The size and condition of the runways was key to that growth, he said. The length of the asphalt runway means that a 19-seater aircraft is the largest it can currently accommodate. ‘For some time now Aurigny has been telling us the only way we will get more realistic fares on this route to Southampton is with bigger aircraft. We need to see if this is a reasonable proposition because it may be that expenditure on the runway would be more than offset by minimising the losses Aurigny makes on its Alderney route.’
Mr Harvey said that at a recent Alderney Liaison Group meeting the idea of a runway extension was mooted, with the idea that it could accommodate ATR42s, brought in on a chartered basis.
Alderney’s long grass runway, which runs north-west to south-east, is used when there are strong crosswinds and the shorter south-west to north-east grass runway is used in a prevailing wind. At the moment Alderney’s shorter grass runway is closed.
States Member Paul Arditti, who lobbied hard for extensive airport improvements when he was in the Alderney Liaison Group, claimed the new team had lost ground. ‘His [Neil Harvey’s] failure to take us one step forward from this superficial “fix”, which is where we were last year, is very damaging,’ he said.
‘In the light of this Guernsey Billet item, Louis Jean and I have taken over this vital work in Guernsey but it will be difficult to make up the lost ground; not least because, despite the support of the public, we cannot count on any support in the Alderney States.’
Guernsey’s States will debate the capital prioritisation report at the end of September.
Projects backed will still need to come back with more detail before they get the final go-ahead.

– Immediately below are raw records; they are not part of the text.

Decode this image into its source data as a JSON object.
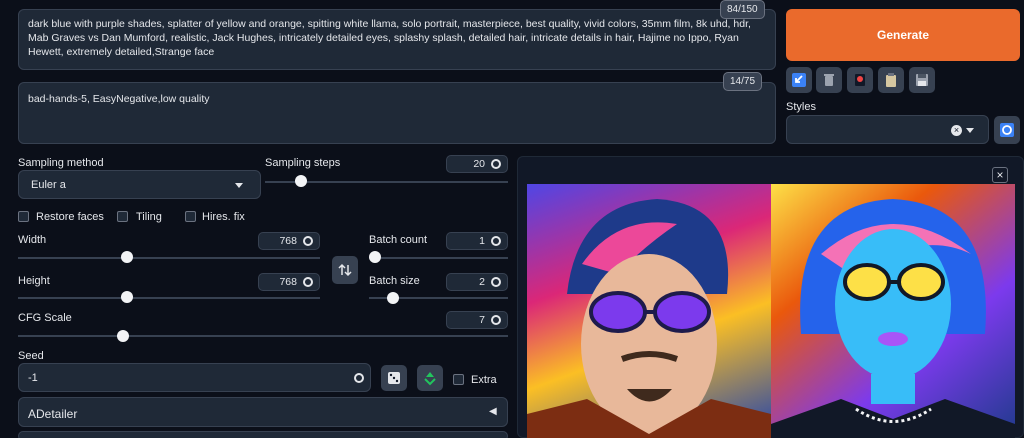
{
  "prompt": {
    "text": "dark blue with purple shades, splatter of yellow and orange, spitting white llama, solo portrait, masterpiece, best quality, vivid colors, 35mm film, 8k uhd, hdr, Mab Graves vs Dan Mumford, realistic, Jack Hughes, intricately detailed eyes, splashy splash, detailed hair, intricate details in hair, Hajime no Ippo, Ryan Hewett, extremely detailed,Strange face",
    "token_count": "84/150"
  },
  "negative_prompt": {
    "text": "bad-hands-5, EasyNegative,low quality",
    "token_count": "14/75"
  },
  "generate": {
    "label": "Generate"
  },
  "styles": {
    "label": "Styles"
  },
  "sampling_method": {
    "label": "Sampling method",
    "value": "Euler a"
  },
  "sampling_steps": {
    "label": "Sampling steps",
    "value": "20",
    "fraction": 0.13
  },
  "checkboxes": {
    "restore_faces": "Restore faces",
    "tiling": "Tiling",
    "hires_fix": "Hires. fix"
  },
  "width": {
    "label": "Width",
    "value": "768",
    "fraction": 0.36
  },
  "height": {
    "label": "Height",
    "value": "768",
    "fraction": 0.36
  },
  "batch_count": {
    "label": "Batch count",
    "value": "1",
    "fraction": 0.0
  },
  "batch_size": {
    "label": "Batch size",
    "value": "2",
    "fraction": 0.14
  },
  "cfg_scale": {
    "label": "CFG Scale",
    "value": "7",
    "fraction": 0.21
  },
  "seed": {
    "label": "Seed",
    "value": "-1",
    "extra_label": "Extra"
  },
  "adetailer": {
    "label": "ADetailer",
    "arrow": "◀"
  },
  "close_glyph": "×",
  "icons": [
    "arrow-icon",
    "trash-icon",
    "paint-icon",
    "clipboard-icon",
    "save-icon",
    "refresh-icon",
    "swap-icon",
    "dice-icon",
    "recycle-icon"
  ]
}
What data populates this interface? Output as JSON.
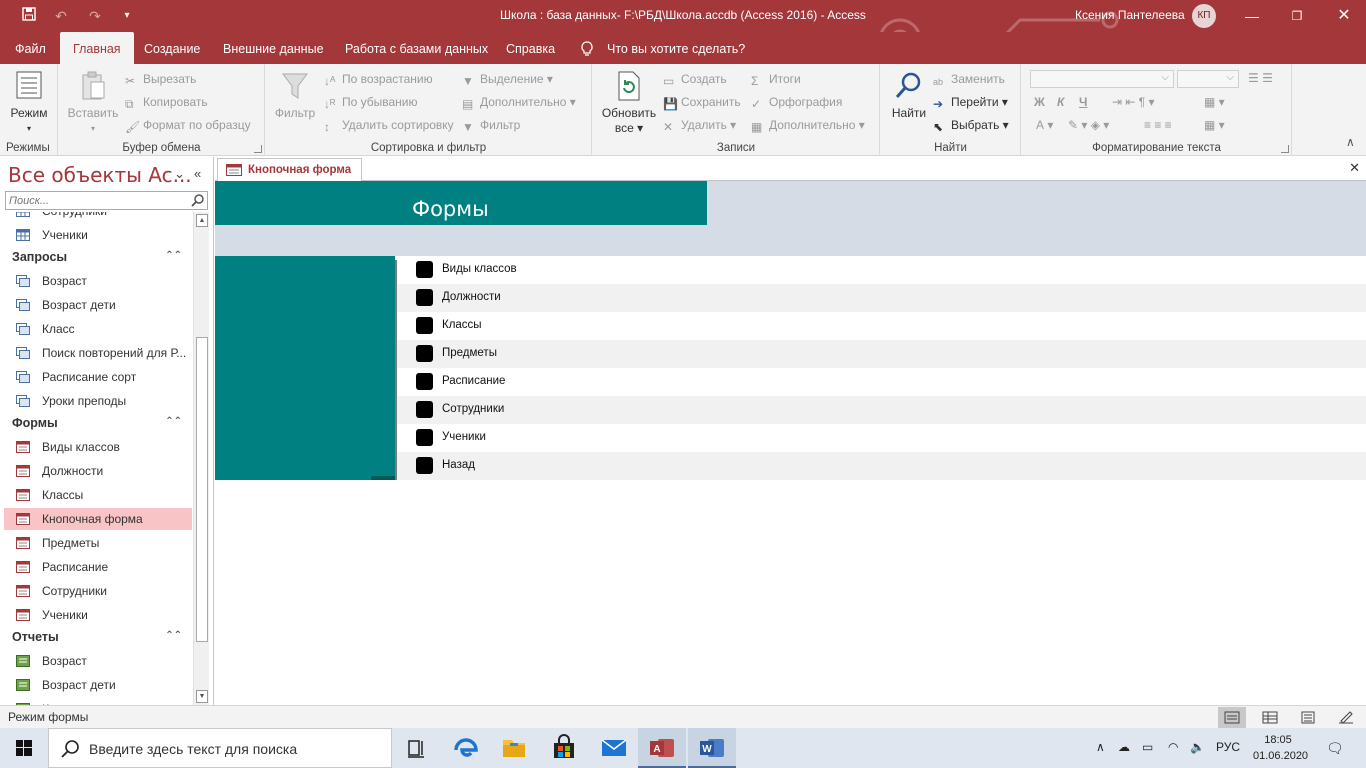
{
  "window": {
    "title": "Школа : база данных- F:\\РБД\\Школа.accdb (Access 2016)  -  Access",
    "user_name": "Ксения Пантелеева",
    "user_initials": "КП"
  },
  "menu_tabs": [
    "Файл",
    "Главная",
    "Создание",
    "Внешние данные",
    "Работа с базами данных",
    "Справка"
  ],
  "tell_me": "Что вы хотите сделать?",
  "ribbon": {
    "mode": {
      "label": "Режим",
      "group": "Режимы"
    },
    "clipboard": {
      "paste": "Вставить",
      "cut": "Вырезать",
      "copy": "Копировать",
      "format_painter": "Формат по образцу",
      "group": "Буфер обмена"
    },
    "sort_filter": {
      "filter": "Фильтр",
      "ascending": "По возрастанию",
      "descending": "По убыванию",
      "remove_sort": "Удалить сортировку",
      "selection": "Выделение",
      "advanced": "Дополнительно",
      "toggle_filter": "Фильтр",
      "group": "Сортировка и фильтр"
    },
    "records": {
      "refresh": "Обновить",
      "refresh2": "все",
      "new": "Создать",
      "save": "Сохранить",
      "delete": "Удалить",
      "totals": "Итоги",
      "spelling": "Орфография",
      "more": "Дополнительно",
      "group": "Записи"
    },
    "find": {
      "find": "Найти",
      "replace": "Заменить",
      "goto": "Перейти",
      "select": "Выбрать",
      "group": "Найти"
    },
    "text_format": {
      "bold": "Ж",
      "italic": "К",
      "underline": "Ч",
      "font_color": "А",
      "group": "Форматирование текста"
    }
  },
  "nav": {
    "title": "Все объекты Ac...",
    "search_placeholder": "Поиск...",
    "top_items": [
      "Сотрудники",
      "Ученики"
    ],
    "categories": [
      {
        "name": "Запросы",
        "items": [
          "Возраст",
          "Возраст дети",
          "Класс",
          "Поиск повторений для Р...",
          "Расписание сорт",
          "Уроки преподы"
        ]
      },
      {
        "name": "Формы",
        "items": [
          "Виды классов",
          "Должности",
          "Классы",
          "Кнопочная форма",
          "Предметы",
          "Расписание",
          "Сотрудники",
          "Ученики"
        ]
      },
      {
        "name": "Отчеты",
        "items": [
          "Возраст",
          "Возраст дети",
          "Класс"
        ]
      }
    ],
    "selected": "Кнопочная форма"
  },
  "document": {
    "tab_label": "Кнопочная форма",
    "form_title": "Формы",
    "buttons": [
      "Виды классов",
      "Должности",
      "Классы",
      "Предметы",
      "Расписание",
      "Сотрудники",
      "Ученики",
      "Назад"
    ]
  },
  "status": {
    "text": "Режим формы"
  },
  "taskbar": {
    "search_placeholder": "Введите здесь текст для поиска",
    "language": "РУС",
    "time": "18:05",
    "date": "01.06.2020"
  },
  "colors": {
    "accent": "#a4373a",
    "form_teal": "#008080",
    "form_header_bg": "#d5dce5",
    "selected_item": "#f8c4c5"
  }
}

A PSD spokesman said: ‘Public Services is committed to ensuring Alderney Airport continues to provide lifeline connectivity for the island. ‘This will involve significant investment in the current infrastructure. We are optimistic the States will confirm that status, to reflect the importance of this project to Alderney.’